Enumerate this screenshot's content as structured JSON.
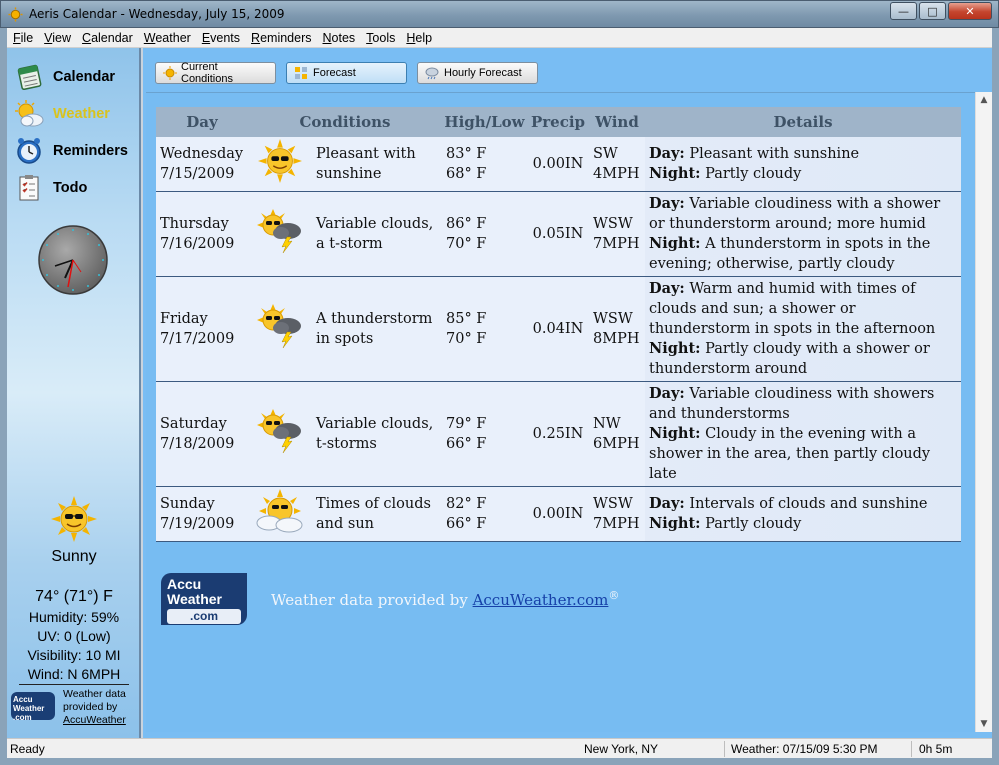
{
  "window": {
    "title": "Aeris Calendar - Wednesday, July 15, 2009",
    "minimize": "—",
    "maximize": "□",
    "close": "✕"
  },
  "menu": [
    "File",
    "View",
    "Calendar",
    "Weather",
    "Events",
    "Reminders",
    "Notes",
    "Tools",
    "Help"
  ],
  "sidebar": {
    "nav": [
      {
        "label": "Calendar",
        "icon": "calendar-icon",
        "active": false
      },
      {
        "label": "Weather",
        "icon": "weather-icon",
        "active": true
      },
      {
        "label": "Reminders",
        "icon": "alarm-clock-icon",
        "active": false
      },
      {
        "label": "Todo",
        "icon": "todo-list-icon",
        "active": false
      }
    ],
    "current": {
      "condition": "Sunny",
      "temp": "74° (71°) F",
      "humidity": "Humidity: 59%",
      "uv": "UV: 0 (Low)",
      "visibility": "Visibility: 10 MI",
      "wind": "Wind: N 6MPH"
    },
    "credit": {
      "logo_l1": "Accu",
      "logo_l2": "Weather",
      "logo_l3": ".com",
      "line1": "Weather data",
      "line2": "provided by",
      "link": "AccuWeather"
    }
  },
  "toolbar": {
    "current_conditions": "Current Conditions",
    "forecast": "Forecast",
    "hourly_forecast": "Hourly Forecast"
  },
  "forecast": {
    "headers": {
      "day": "Day",
      "conditions": "Conditions",
      "hilo": "High/Low",
      "precip": "Precip",
      "wind": "Wind",
      "details": "Details"
    },
    "rows": [
      {
        "weekday": "Wednesday",
        "date": "7/15/2009",
        "icon": "sunny-icon",
        "cond": "Pleasant with sunshine",
        "high": "83° F",
        "low": "68° F",
        "precip": "0.00IN",
        "wind_dir": "SW",
        "wind_speed": "4MPH",
        "day_label": "Day:",
        "day_text": "Pleasant with sunshine",
        "night_label": "Night:",
        "night_text": "Partly cloudy"
      },
      {
        "weekday": "Thursday",
        "date": "7/16/2009",
        "icon": "tstorm-sun-icon",
        "cond": "Variable clouds, a t-storm",
        "high": "86° F",
        "low": "70° F",
        "precip": "0.05IN",
        "wind_dir": "WSW",
        "wind_speed": "7MPH",
        "day_label": "Day:",
        "day_text": "Variable cloudiness with a shower or thunderstorm around; more humid",
        "night_label": "Night:",
        "night_text": "A thunderstorm in spots in the evening; otherwise, partly cloudy"
      },
      {
        "weekday": "Friday",
        "date": "7/17/2009",
        "icon": "tstorm-sun-icon",
        "cond": "A thunderstorm in spots",
        "high": "85° F",
        "low": "70° F",
        "precip": "0.04IN",
        "wind_dir": "WSW",
        "wind_speed": "8MPH",
        "day_label": "Day:",
        "day_text": "Warm and humid with times of clouds and sun; a shower or thunderstorm in spots in the afternoon",
        "night_label": "Night:",
        "night_text": "Partly cloudy with a shower or thunderstorm around"
      },
      {
        "weekday": "Saturday",
        "date": "7/18/2009",
        "icon": "tstorm-sun-icon",
        "cond": "Variable clouds, t-storms",
        "high": "79° F",
        "low": "66° F",
        "precip": "0.25IN",
        "wind_dir": "NW",
        "wind_speed": "6MPH",
        "day_label": "Day:",
        "day_text": "Variable cloudiness with showers and thunderstorms",
        "night_label": "Night:",
        "night_text": "Cloudy in the evening with a shower in the area, then partly cloudy late"
      },
      {
        "weekday": "Sunday",
        "date": "7/19/2009",
        "icon": "partly-cloudy-icon",
        "cond": "Times of clouds and sun",
        "high": "82° F",
        "low": "66° F",
        "precip": "0.00IN",
        "wind_dir": "WSW",
        "wind_speed": "7MPH",
        "day_label": "Day:",
        "day_text": "Intervals of clouds and sunshine",
        "night_label": "Night:",
        "night_text": "Partly cloudy"
      }
    ]
  },
  "footer": {
    "logo_l1": "Accu",
    "logo_l2": "Weather",
    "logo_l3": ".com",
    "text": "Weather data provided by ",
    "link": "AccuWeather.com",
    "reg": "®"
  },
  "status": {
    "ready": "Ready",
    "location": "New York, NY",
    "weather_time": "Weather: 07/15/09 5:30 PM",
    "elapsed": "0h 5m"
  }
}
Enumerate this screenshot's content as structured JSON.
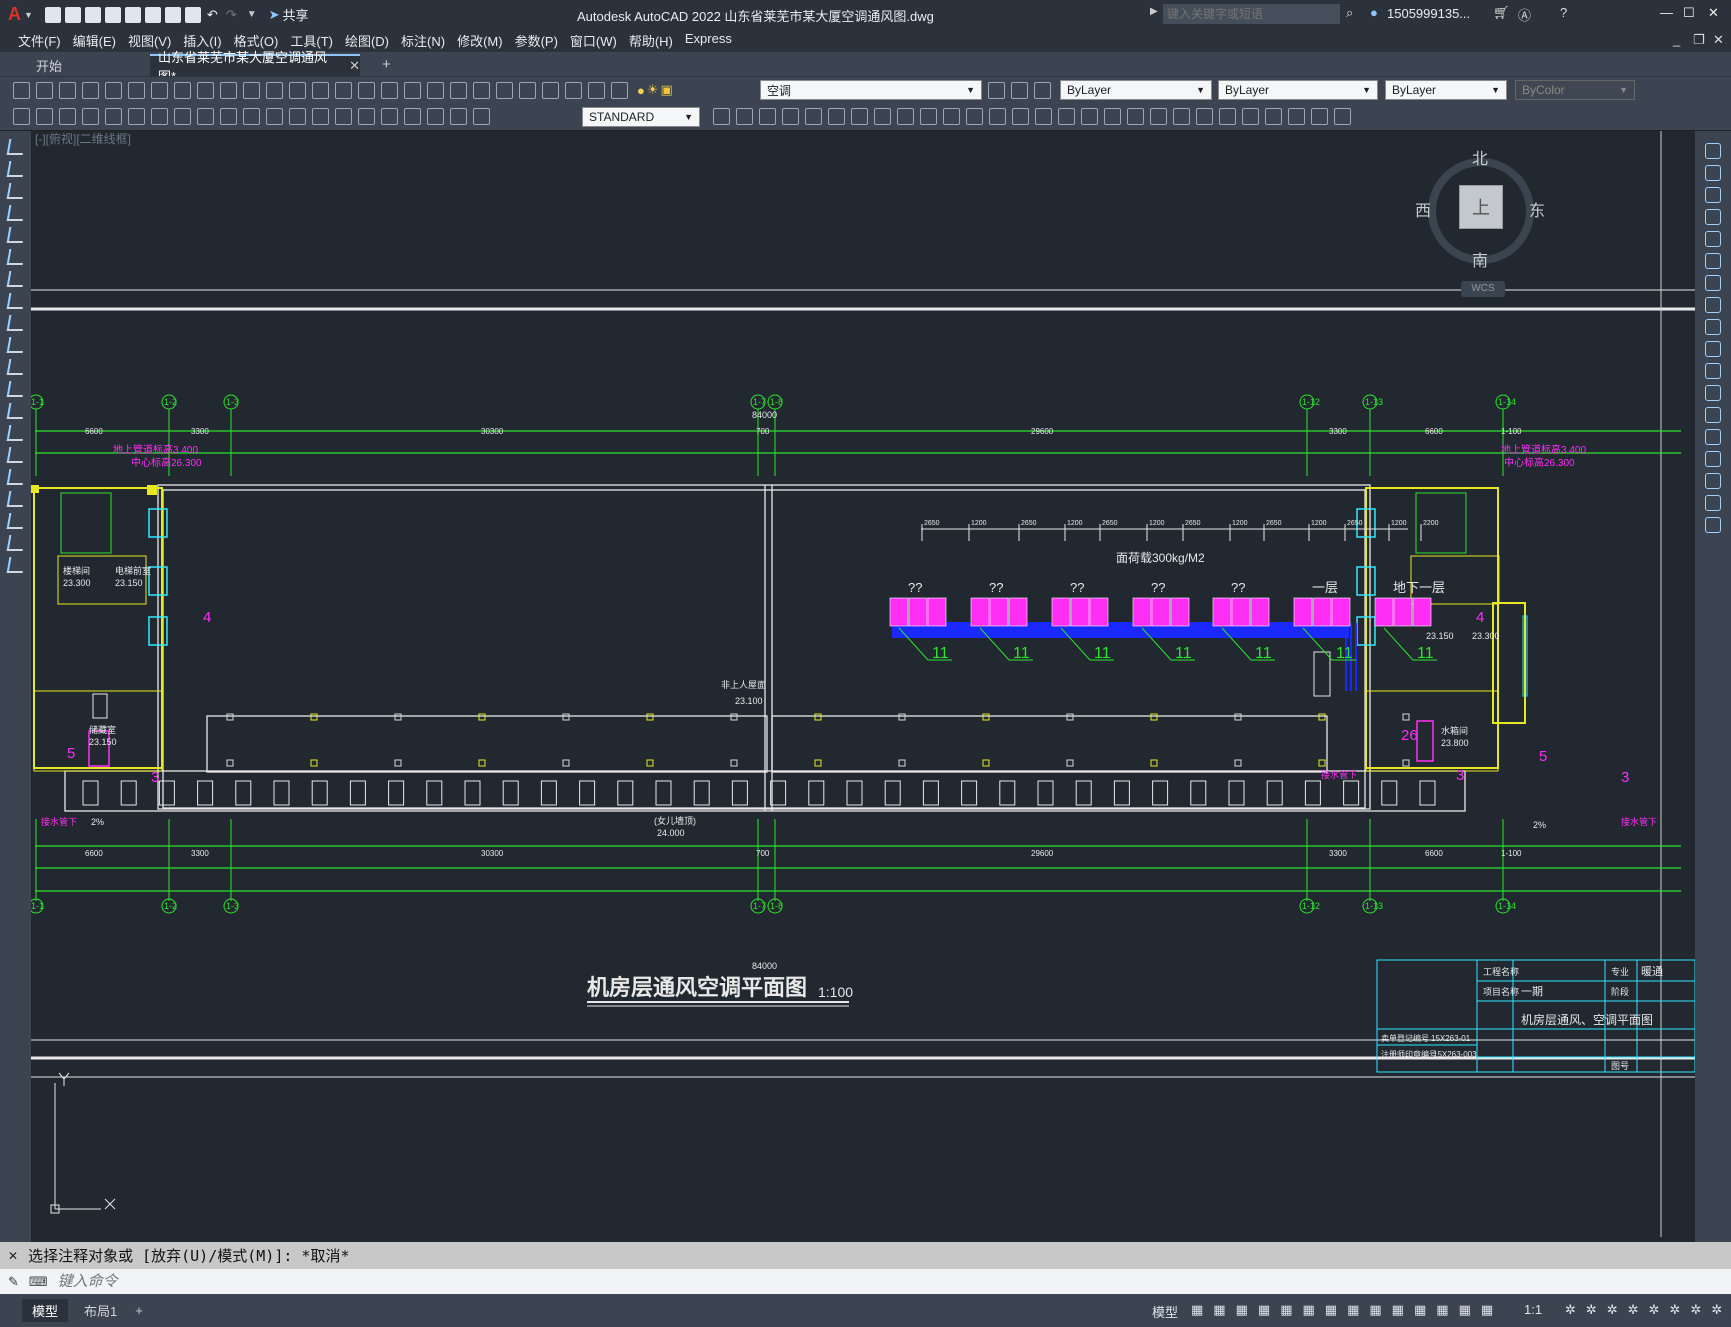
{
  "window": {
    "title": "Autodesk AutoCAD 2022    山东省莱芜市某大厦空调通风图.dwg",
    "share": "共享",
    "search_placeholder": "键入关键字或短语",
    "user": "1505999135...",
    "controls": {
      "min": "—",
      "max": "☐",
      "close": "✕"
    }
  },
  "menubar": {
    "items": [
      "文件(F)",
      "编辑(E)",
      "视图(V)",
      "插入(I)",
      "格式(O)",
      "工具(T)",
      "绘图(D)",
      "标注(N)",
      "修改(M)",
      "参数(P)",
      "窗口(W)",
      "帮助(H)",
      "Express"
    ]
  },
  "tabs": {
    "items": [
      {
        "label": "开始",
        "active": false
      },
      {
        "label": "山东省莱芜市某大厦空调通风图*",
        "active": true
      }
    ],
    "add": "+"
  },
  "toolbar1": {
    "layer": "空调",
    "color": "ByLayer",
    "linetype": "ByLayer",
    "lineweight": "ByLayer",
    "plotstyle": "ByColor"
  },
  "toolbar2": {
    "textstyle": "STANDARD"
  },
  "viewport": {
    "label": "[-][俯视][二维线框]",
    "viewcube": {
      "top": "上",
      "north": "北",
      "south": "南",
      "east": "东",
      "west": "西",
      "wcs": "WCS"
    }
  },
  "drawing": {
    "title": "机房层通风空调平面图",
    "scale": "1:100",
    "grid_top": [
      "1-1",
      "1-2",
      "1-3",
      "1-7",
      "1-8",
      "1-12",
      "1-13",
      "1-14"
    ],
    "grid_bottom": [
      "1-1",
      "1-2",
      "1-3",
      "1-7",
      "1-8",
      "1-12",
      "1-13",
      "1-14"
    ],
    "dims": [
      "6600",
      "3300",
      "30300",
      "700",
      "29600",
      "3300",
      "6600",
      "1-100"
    ],
    "total": "84000",
    "annot_left": [
      "地上管道标高3.400",
      "中心标高26.300"
    ],
    "annot_right": [
      "地上管道标高3.400",
      "中心标高26.300"
    ],
    "equip_labels": [
      "??",
      "??",
      "??",
      "??",
      "??",
      "一层",
      "地下一层"
    ],
    "equip_tags": [
      "11",
      "11",
      "11",
      "11",
      "11",
      "11",
      "11"
    ],
    "load_note": "面荷载300kg/M2",
    "small_dims": [
      "2650",
      "1200",
      "2650",
      "1200",
      "2650",
      "1200",
      "2650",
      "1200",
      "2650",
      "1200",
      "2650",
      "1200",
      "2200"
    ],
    "room_left_labels": [
      "楼梯间",
      "23.300",
      "电梯前室",
      "23.150",
      "储藏室",
      "23.150"
    ],
    "room_right_labels": [
      "23.150",
      "23.300",
      "水箱间",
      "23.800"
    ],
    "center_labels": [
      "非上人屋面",
      "23.100",
      "(女儿墙顶)",
      "24.000"
    ],
    "tags_magenta": [
      "4",
      "5",
      "3",
      "4",
      "5",
      "3",
      "26",
      "3"
    ],
    "pipe_notes": [
      "接水管下",
      "接水管下",
      "接水管下"
    ],
    "pct_notes": [
      "2%",
      "2%"
    ],
    "title_block": {
      "rows": [
        [
          "工程名称",
          "",
          "专业",
          "暖通"
        ],
        [
          "项目名称",
          "一期",
          "阶段",
          ""
        ],
        [
          "",
          "机房层通风、空调平面图",
          "",
          ""
        ],
        [
          "",
          "",
          "图号",
          ""
        ]
      ],
      "side": [
        "卖单登记编号",
        "15X263-01",
        "注册师印章编号",
        "15X263-003"
      ]
    }
  },
  "command": {
    "history": "选择注释对象或 [放弃(U)/模式(M)]: *取消*",
    "placeholder": "键入命令"
  },
  "layouts": {
    "items": [
      "模型",
      "布局1"
    ],
    "add": "+"
  },
  "status": {
    "model": "模型",
    "scale": "1:1"
  }
}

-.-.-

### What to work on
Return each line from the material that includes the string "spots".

### Task answer
        "night_text": "A thunderstorm in spots in the evening; otherwise, partly cloudy"
        "cond": "A thunderstorm in spots",
        "day_text": "Warm and humid with times of clouds and sun; a shower or thunderstorm in spots in the afternoon",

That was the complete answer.